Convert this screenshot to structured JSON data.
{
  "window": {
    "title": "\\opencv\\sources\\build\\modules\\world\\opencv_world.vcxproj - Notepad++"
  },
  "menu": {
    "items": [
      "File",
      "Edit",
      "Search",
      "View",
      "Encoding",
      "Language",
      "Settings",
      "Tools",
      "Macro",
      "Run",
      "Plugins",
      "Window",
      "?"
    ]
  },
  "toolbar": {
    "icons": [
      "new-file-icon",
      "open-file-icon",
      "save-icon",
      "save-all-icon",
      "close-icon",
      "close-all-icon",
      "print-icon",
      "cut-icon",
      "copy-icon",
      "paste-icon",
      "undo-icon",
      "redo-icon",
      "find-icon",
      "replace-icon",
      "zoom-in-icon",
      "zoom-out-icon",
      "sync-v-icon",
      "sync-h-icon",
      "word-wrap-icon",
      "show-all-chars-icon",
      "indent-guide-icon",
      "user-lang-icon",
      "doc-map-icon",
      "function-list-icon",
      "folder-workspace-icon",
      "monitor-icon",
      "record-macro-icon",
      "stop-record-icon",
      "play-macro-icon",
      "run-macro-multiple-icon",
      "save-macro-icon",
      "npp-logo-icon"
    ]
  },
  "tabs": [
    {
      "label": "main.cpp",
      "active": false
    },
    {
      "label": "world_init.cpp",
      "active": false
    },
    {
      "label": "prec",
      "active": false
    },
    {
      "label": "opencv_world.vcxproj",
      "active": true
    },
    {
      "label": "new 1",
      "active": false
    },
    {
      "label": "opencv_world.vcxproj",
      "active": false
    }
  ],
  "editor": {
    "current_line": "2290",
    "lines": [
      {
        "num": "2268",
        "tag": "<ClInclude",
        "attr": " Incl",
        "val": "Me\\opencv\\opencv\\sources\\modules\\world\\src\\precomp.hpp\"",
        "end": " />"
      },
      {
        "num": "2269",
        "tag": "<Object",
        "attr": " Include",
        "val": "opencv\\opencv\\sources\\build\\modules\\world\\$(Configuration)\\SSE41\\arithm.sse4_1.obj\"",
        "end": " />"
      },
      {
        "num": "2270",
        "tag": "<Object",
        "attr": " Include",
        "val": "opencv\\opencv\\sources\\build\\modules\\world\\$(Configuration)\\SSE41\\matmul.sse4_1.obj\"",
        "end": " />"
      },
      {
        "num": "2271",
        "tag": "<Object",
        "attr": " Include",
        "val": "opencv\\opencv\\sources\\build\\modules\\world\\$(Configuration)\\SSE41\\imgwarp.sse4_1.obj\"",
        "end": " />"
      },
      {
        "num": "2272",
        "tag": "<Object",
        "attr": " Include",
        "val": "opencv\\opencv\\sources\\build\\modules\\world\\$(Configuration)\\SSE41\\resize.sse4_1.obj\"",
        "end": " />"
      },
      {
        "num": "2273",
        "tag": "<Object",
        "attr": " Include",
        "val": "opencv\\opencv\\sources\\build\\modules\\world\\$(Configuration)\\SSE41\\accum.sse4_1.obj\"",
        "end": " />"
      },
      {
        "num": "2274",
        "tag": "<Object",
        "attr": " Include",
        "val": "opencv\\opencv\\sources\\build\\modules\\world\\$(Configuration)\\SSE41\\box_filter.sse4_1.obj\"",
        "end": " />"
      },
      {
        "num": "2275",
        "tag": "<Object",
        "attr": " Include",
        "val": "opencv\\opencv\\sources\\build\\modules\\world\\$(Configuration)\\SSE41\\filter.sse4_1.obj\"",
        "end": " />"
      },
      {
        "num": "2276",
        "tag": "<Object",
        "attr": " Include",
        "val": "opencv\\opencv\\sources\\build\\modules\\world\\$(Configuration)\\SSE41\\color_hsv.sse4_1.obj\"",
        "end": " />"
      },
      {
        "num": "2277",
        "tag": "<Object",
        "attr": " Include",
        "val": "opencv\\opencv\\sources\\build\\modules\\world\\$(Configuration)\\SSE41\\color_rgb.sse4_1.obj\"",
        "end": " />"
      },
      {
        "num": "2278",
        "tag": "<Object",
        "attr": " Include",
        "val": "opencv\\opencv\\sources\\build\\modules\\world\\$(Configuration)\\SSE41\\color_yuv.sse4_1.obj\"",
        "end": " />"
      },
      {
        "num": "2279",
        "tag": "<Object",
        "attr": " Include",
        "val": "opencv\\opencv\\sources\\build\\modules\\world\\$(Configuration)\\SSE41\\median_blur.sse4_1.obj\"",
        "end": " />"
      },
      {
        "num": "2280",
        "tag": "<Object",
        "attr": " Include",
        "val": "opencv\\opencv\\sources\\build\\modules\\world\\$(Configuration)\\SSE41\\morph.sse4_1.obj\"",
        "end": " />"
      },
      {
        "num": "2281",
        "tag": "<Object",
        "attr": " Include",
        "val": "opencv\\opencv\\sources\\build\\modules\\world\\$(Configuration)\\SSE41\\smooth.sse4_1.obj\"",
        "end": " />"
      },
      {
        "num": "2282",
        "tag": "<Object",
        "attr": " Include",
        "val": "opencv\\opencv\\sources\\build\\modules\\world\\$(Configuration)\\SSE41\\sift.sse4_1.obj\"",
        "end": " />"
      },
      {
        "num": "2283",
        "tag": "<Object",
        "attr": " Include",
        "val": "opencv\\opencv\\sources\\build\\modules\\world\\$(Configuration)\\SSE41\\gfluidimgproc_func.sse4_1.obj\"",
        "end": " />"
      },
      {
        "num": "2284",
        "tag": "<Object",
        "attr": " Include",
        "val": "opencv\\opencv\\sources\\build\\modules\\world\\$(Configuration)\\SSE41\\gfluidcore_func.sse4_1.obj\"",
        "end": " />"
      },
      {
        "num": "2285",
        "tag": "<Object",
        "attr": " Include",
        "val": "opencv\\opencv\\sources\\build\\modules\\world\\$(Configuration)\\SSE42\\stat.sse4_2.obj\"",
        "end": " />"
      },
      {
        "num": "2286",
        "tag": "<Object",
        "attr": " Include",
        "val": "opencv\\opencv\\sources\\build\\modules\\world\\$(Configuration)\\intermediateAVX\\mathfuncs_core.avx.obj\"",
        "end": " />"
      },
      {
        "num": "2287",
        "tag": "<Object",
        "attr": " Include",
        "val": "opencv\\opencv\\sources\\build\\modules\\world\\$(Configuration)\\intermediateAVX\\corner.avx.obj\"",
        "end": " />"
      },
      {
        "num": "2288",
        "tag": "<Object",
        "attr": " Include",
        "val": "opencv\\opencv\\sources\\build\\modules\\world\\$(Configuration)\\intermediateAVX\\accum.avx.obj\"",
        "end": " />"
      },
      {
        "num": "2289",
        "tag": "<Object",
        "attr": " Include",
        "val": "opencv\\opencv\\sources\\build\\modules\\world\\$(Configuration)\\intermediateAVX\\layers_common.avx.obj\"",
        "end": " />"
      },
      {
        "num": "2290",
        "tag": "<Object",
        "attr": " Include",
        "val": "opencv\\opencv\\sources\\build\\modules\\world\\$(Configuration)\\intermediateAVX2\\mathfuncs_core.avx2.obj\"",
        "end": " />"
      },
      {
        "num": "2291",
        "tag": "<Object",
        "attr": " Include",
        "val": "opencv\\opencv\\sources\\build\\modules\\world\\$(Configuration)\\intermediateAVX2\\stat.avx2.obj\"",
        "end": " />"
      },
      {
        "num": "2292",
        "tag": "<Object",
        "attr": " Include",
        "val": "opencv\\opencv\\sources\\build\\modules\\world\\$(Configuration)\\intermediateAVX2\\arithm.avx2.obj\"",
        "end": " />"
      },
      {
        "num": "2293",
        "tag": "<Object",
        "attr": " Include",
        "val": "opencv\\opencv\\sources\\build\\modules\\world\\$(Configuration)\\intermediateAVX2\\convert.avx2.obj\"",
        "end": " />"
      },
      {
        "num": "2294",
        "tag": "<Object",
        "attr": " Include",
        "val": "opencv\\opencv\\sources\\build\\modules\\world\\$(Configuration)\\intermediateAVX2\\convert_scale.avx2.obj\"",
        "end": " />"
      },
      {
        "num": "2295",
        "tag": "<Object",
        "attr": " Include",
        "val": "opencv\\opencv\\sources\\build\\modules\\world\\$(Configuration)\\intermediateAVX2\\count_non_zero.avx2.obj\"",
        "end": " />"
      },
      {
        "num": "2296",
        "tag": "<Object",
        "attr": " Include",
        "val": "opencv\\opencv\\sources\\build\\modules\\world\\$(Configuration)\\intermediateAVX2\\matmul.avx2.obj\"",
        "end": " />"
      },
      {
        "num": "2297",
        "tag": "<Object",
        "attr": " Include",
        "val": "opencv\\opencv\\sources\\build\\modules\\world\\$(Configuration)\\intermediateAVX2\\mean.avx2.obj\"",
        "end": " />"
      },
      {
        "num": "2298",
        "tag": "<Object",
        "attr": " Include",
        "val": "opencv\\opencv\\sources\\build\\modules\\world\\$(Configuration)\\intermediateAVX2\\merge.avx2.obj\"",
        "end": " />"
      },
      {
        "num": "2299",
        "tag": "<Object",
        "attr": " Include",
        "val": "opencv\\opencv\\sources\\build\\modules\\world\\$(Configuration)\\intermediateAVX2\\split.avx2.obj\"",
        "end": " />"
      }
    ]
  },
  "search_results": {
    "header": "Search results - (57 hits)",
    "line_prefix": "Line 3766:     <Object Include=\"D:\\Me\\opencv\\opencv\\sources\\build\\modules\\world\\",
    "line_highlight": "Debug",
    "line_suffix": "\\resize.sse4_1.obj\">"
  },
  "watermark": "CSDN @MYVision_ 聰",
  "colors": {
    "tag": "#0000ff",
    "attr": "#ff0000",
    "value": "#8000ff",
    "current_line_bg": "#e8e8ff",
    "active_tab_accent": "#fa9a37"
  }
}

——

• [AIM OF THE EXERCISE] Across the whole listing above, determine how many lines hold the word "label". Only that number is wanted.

• [EXERCISE RESULT] 6